_SUPPLIED INFORMATION_:
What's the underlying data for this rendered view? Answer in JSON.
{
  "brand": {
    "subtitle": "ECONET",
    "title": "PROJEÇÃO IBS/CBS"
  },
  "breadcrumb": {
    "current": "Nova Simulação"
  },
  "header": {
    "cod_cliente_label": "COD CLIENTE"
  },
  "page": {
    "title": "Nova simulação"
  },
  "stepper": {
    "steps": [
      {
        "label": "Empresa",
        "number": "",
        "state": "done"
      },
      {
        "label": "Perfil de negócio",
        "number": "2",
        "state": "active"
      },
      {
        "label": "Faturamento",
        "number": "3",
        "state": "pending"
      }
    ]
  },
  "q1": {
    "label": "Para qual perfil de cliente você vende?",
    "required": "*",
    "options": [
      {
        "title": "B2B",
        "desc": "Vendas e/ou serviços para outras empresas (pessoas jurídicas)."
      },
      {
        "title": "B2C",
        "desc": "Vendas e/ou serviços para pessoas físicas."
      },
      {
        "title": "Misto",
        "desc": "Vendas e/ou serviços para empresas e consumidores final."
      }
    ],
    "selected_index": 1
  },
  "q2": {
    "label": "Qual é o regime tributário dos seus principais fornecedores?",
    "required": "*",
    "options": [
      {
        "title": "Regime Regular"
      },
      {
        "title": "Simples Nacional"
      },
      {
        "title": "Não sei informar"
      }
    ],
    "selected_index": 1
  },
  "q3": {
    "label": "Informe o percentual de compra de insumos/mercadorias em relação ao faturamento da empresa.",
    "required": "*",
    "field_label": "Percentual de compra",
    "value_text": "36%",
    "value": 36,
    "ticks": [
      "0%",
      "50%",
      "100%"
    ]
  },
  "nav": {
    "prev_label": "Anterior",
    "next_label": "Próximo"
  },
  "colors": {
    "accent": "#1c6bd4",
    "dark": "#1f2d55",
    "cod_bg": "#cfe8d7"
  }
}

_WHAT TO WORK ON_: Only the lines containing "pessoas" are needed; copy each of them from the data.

_SOLVED PROBLEM_:
        "desc": "Vendas e/ou serviços para outras empresas (pessoas jurídicas)."
        "desc": "Vendas e/ou serviços para pessoas físicas."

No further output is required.